By Cynthia Stevens Graubart and Catherine Fliegel, R.N.
How long you can keep it: At room temperature (66-72°F) The American Academy of Pediatrics (AAP) and the La Leche League say six to eight hours is fine if you don’t have a fridge handy.
In a refrigerator The AAP recommends two to three days; the La Leche League agrees that’s best, but says up to eight days is acceptable.
In the freezer The AAP recommends one month, especially if the freezer is opened frequently. The La Leche League says six months is safe. If you have a separate freezer that’s rarely opened, both agree that at least six months is safe, but don’t keep milk longer than a year.

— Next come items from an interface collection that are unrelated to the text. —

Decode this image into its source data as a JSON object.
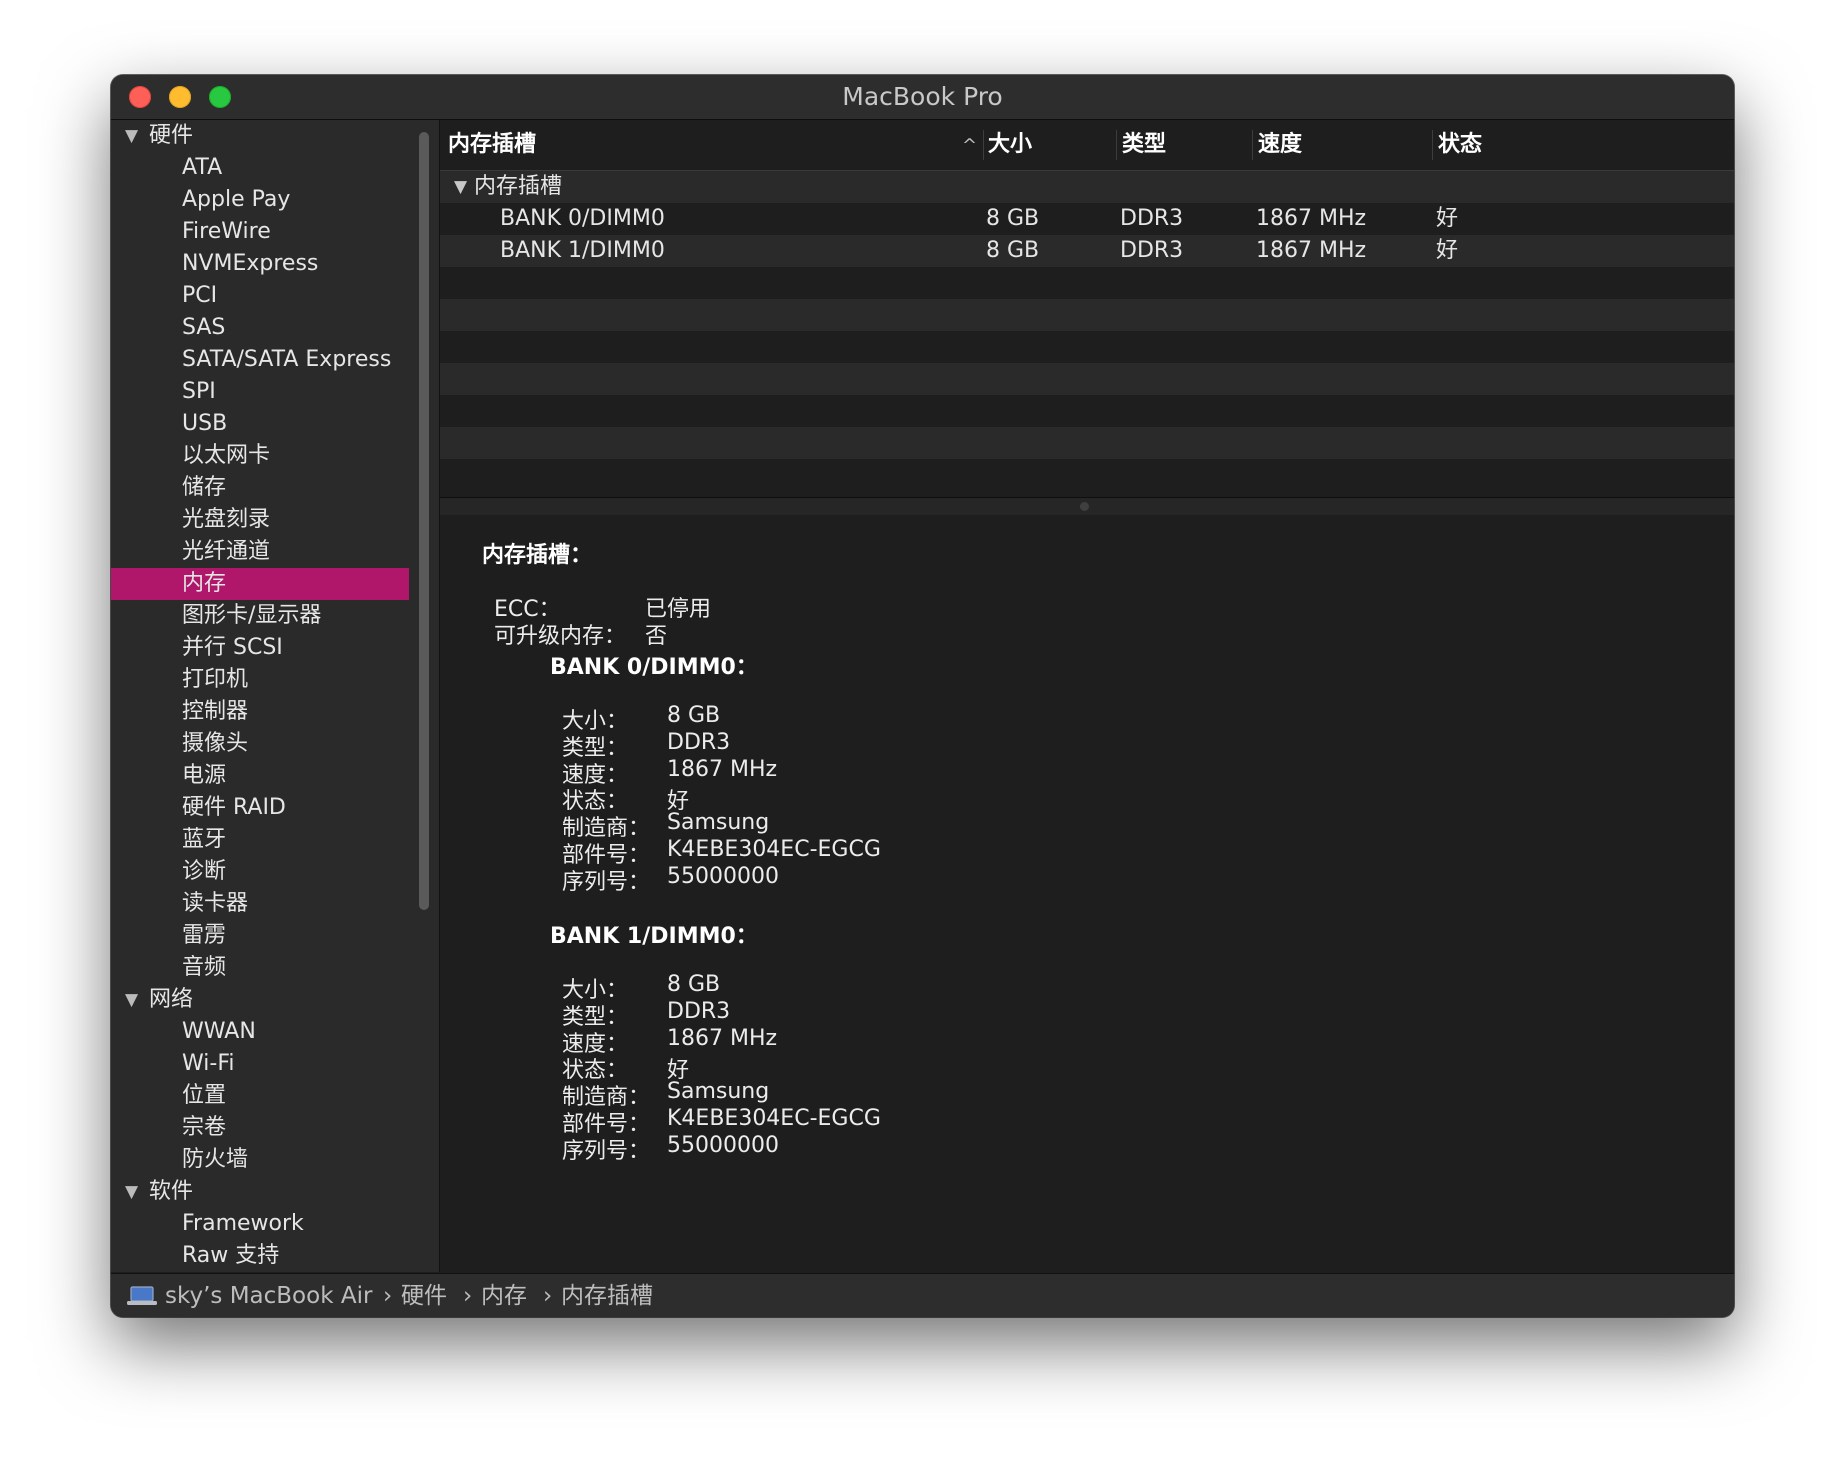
{
  "window": {
    "title": "MacBook Pro"
  },
  "sidebar": {
    "rows": [
      {
        "type": "group",
        "label": "硬件"
      },
      {
        "type": "item",
        "label": "ATA"
      },
      {
        "type": "item",
        "label": "Apple Pay"
      },
      {
        "type": "item",
        "label": "FireWire"
      },
      {
        "type": "item",
        "label": "NVMExpress"
      },
      {
        "type": "item",
        "label": "PCI"
      },
      {
        "type": "item",
        "label": "SAS"
      },
      {
        "type": "item",
        "label": "SATA/SATA Express"
      },
      {
        "type": "item",
        "label": "SPI"
      },
      {
        "type": "item",
        "label": "USB"
      },
      {
        "type": "item",
        "label": "以太网卡"
      },
      {
        "type": "item",
        "label": "储存"
      },
      {
        "type": "item",
        "label": "光盘刻录"
      },
      {
        "type": "item",
        "label": "光纤通道"
      },
      {
        "type": "item",
        "label": "内存",
        "selected": true
      },
      {
        "type": "item",
        "label": "图形卡/显示器"
      },
      {
        "type": "item",
        "label": "并行 SCSI"
      },
      {
        "type": "item",
        "label": "打印机"
      },
      {
        "type": "item",
        "label": "控制器"
      },
      {
        "type": "item",
        "label": "摄像头"
      },
      {
        "type": "item",
        "label": "电源"
      },
      {
        "type": "item",
        "label": "硬件 RAID"
      },
      {
        "type": "item",
        "label": "蓝牙"
      },
      {
        "type": "item",
        "label": "诊断"
      },
      {
        "type": "item",
        "label": "读卡器"
      },
      {
        "type": "item",
        "label": "雷雳"
      },
      {
        "type": "item",
        "label": "音频"
      },
      {
        "type": "group",
        "label": "网络"
      },
      {
        "type": "item",
        "label": "WWAN"
      },
      {
        "type": "item",
        "label": "Wi-Fi"
      },
      {
        "type": "item",
        "label": "位置"
      },
      {
        "type": "item",
        "label": "宗卷"
      },
      {
        "type": "item",
        "label": "防火墙"
      },
      {
        "type": "group",
        "label": "软件"
      },
      {
        "type": "item",
        "label": "Framework"
      },
      {
        "type": "item",
        "label": "Raw 支持"
      }
    ],
    "selected_color": "#b0166a"
  },
  "table": {
    "columns": [
      "内存插槽",
      "大小",
      "类型",
      "速度",
      "状态"
    ],
    "sort_indicator": "^",
    "group_label": "内存插槽",
    "rows": [
      {
        "slot": "BANK 0/DIMM0",
        "size": "8 GB",
        "type": "DDR3",
        "speed": "1867 MHz",
        "status": "好"
      },
      {
        "slot": "BANK 1/DIMM0",
        "size": "8 GB",
        "type": "DDR3",
        "speed": "1867 MHz",
        "status": "好"
      }
    ]
  },
  "detail": {
    "heading": "内存插槽：",
    "summary": [
      {
        "key": "ECC：",
        "value": "已停用"
      },
      {
        "key": "可升级内存：",
        "value": "否"
      }
    ],
    "banks": [
      {
        "title": "BANK 0/DIMM0：",
        "fields": [
          {
            "key": "大小：",
            "value": "8 GB"
          },
          {
            "key": "类型：",
            "value": "DDR3"
          },
          {
            "key": "速度：",
            "value": "1867 MHz"
          },
          {
            "key": "状态：",
            "value": "好"
          },
          {
            "key": "制造商：",
            "value": "Samsung"
          },
          {
            "key": "部件号：",
            "value": "K4EBE304EC-EGCG"
          },
          {
            "key": "序列号：",
            "value": "55000000"
          }
        ]
      },
      {
        "title": "BANK 1/DIMM0：",
        "fields": [
          {
            "key": "大小：",
            "value": "8 GB"
          },
          {
            "key": "类型：",
            "value": "DDR3"
          },
          {
            "key": "速度：",
            "value": "1867 MHz"
          },
          {
            "key": "状态：",
            "value": "好"
          },
          {
            "key": "制造商：",
            "value": "Samsung"
          },
          {
            "key": "部件号：",
            "value": "K4EBE304EC-EGCG"
          },
          {
            "key": "序列号：",
            "value": "55000000"
          }
        ]
      }
    ]
  },
  "statusbar": {
    "icon": "laptop-icon",
    "crumbs": [
      "sky’s MacBook Air",
      "硬件",
      "内存",
      "内存插槽"
    ],
    "separator": "›"
  }
}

Breast milk safety secrets
• If your baby is a preemie or has health concerns, err on the side of caution, and keep milk refrigerated as much as possible.
• Label each container of milk with the date it was stored.
• Store the milk in the back of the fridge or freezer to minimize its exposure to warm air when you open the door.
• Freeze about two to four ounces per container. Leave a little room at the top of the container to allow for expansion.
• Thaw frozen milk slowly in the fridge for no more than 24 hours or in a bowl of warm water.
• Never refreeze thawed milk.
• Save milk left over from a feeding only if it’s a small amount and you plan to feed it to your baby within an hour or so.